Eight year into its failures, the US policy in the region has begun to talk peace and withdrawal. Unfortunately, in Naseer Ullah Babar and Imam, Pakistan has lost two very credible individuals who exercised clout with the Afghans. While Babar died a natural death, Imam’s murder was treacherous and leaves many questions unanswered. A few days before his capture, he had confided in me his ability to broker a sustainable peace with Mullah Omar. However, he was weary that like the 1996 Accord of Benazir Bhutto in which he and his mentor Babar were major negotiators, USA may not support it. If at all, he was killed in cold blood immediately after the Raymond Davis fiasco?
In memory and as a tribute to these two visionaries, Pakistan must relentlessly pursue the same blue print in the best interest of the people of both Pakistan and Afghanistan; a broad based, diverse government in Afghanistan within a federation guaranteed by all affected international actors. As per my study and analysis of the conflict, the peace would start becoming a reality within 100 days.

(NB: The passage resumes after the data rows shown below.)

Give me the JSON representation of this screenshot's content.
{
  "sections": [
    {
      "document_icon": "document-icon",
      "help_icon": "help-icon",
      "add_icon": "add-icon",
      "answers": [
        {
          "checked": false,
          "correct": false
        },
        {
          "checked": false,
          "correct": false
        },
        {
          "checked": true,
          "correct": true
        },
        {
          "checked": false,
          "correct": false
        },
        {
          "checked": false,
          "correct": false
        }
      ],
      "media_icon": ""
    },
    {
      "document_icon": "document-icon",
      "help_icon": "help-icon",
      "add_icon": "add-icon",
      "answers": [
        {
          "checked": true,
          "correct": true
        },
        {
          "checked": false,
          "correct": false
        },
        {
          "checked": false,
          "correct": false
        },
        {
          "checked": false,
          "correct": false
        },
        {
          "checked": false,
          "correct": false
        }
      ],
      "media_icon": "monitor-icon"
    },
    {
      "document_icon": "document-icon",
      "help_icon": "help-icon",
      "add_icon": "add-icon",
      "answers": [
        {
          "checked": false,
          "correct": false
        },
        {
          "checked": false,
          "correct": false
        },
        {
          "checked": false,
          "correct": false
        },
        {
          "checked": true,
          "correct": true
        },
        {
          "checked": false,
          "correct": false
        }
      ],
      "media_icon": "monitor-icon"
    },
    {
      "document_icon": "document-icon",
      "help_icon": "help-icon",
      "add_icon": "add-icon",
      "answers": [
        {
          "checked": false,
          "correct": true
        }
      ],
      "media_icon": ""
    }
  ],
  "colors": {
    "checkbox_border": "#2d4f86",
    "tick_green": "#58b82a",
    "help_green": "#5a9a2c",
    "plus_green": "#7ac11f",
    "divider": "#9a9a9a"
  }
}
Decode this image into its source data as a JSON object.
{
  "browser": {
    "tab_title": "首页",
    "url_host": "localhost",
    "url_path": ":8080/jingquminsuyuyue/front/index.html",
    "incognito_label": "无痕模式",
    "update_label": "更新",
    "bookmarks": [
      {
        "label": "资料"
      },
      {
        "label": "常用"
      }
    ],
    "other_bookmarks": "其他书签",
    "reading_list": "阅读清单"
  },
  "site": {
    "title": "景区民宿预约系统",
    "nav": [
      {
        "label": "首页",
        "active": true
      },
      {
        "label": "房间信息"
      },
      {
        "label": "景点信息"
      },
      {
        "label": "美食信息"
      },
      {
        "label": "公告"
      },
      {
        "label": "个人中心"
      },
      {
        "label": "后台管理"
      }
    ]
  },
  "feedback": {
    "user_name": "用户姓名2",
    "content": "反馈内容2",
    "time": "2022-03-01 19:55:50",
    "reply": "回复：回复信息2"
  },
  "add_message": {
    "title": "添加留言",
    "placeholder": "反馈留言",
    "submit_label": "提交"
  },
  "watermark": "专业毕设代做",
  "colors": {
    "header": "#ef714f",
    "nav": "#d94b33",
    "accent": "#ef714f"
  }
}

Pakistan’s political and establishment negotiators also need to understand that Afghan Taliban need to be used as an asset for a universal durable stability in the region. They are also required to dispel the misperception that Pakistan considers them a strategic asset against India and a tool to blackmail the world. The strategic advantages of such a policy far outweigh the misnomer of Strategic Depth in that the objective of all conflicts in DIGNIFIED PEACE.
So is this two prolonged policy of building with people and pursuing credible peace possible?
At the home front, the government has to initiate a Fast Track Socio-Economic Program aimed at stabilisation, jump start to economy and productive GDP (not consumer based but based on ability to produce and consume and a precursor and agitator to exports ie GNP). To make the policy sustainable all issues of the Baloch people will have to be addressed with an out of the box strategy for herein rests the promise of a developed Pakistan. In my studies, Pakistan will experience a socio economic turn round within a year and keep growing.
On the Afghan front, the government, its establishment and USA have to revisit the drawing boards and initiate sustainable and mutually beneficial trust and confidence building measures to bring a viable solution to Afghanistan. Pakistan must demonstrate its ability at tough and persuasive negotiations against drone attacks and ability to rehabilitate all factions that agree to end militancy. Pakistan also needs to develop a rehabilitation program geared towards harnessing this tremendous notion of romanticism towards positive nation building.
Once the two prolonged policy is realised and implementable the government must move to the next step of devolution. Too early a step, will spell disaster for the federation tantamount to moving into the enemies’ trap.
This two prolonged strategy looks too simple. As history proves, all practical and implementable plans are invariably simple. However, this simplicity is belied by the necessity of good governance, tough and objective negotiations and peace as primacy. Within the grey of intentions, perceptions and image theories are valleys full of vested narrow interests and peaks cordoned by sharp cliffs. The difficulty factor is the major challenge to this simplicity. Though the nation is, are our ruling elites willing to eat grass?
Brigadier Samson Simon Sharaf is a retired officer of Pakistan Army and a Political Economist.